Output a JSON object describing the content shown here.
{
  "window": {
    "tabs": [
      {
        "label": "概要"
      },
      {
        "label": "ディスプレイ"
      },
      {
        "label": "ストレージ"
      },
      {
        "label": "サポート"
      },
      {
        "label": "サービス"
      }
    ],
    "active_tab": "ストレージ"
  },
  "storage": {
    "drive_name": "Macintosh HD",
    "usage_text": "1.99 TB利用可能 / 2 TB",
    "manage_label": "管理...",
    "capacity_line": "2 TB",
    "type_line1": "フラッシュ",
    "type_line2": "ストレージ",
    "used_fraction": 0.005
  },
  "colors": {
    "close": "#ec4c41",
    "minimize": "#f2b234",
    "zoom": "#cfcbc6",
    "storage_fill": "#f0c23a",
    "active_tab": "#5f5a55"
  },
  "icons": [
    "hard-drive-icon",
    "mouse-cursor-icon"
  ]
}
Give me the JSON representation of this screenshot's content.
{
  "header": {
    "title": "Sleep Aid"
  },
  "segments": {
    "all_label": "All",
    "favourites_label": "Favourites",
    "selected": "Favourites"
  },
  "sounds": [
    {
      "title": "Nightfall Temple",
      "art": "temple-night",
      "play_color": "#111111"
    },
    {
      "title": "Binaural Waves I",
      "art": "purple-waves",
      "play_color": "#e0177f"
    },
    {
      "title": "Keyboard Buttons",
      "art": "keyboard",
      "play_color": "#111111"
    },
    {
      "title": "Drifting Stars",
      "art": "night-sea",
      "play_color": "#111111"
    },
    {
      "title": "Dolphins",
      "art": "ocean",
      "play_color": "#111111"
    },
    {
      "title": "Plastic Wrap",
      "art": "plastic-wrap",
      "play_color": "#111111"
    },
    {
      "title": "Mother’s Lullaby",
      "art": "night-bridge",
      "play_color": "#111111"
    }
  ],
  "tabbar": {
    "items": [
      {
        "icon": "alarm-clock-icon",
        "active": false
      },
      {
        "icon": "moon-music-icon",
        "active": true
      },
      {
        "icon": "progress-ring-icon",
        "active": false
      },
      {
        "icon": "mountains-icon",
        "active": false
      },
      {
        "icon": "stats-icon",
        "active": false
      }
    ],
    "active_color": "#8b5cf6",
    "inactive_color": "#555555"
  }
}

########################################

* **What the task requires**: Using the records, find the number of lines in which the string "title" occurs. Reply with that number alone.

* **Task answer**: 8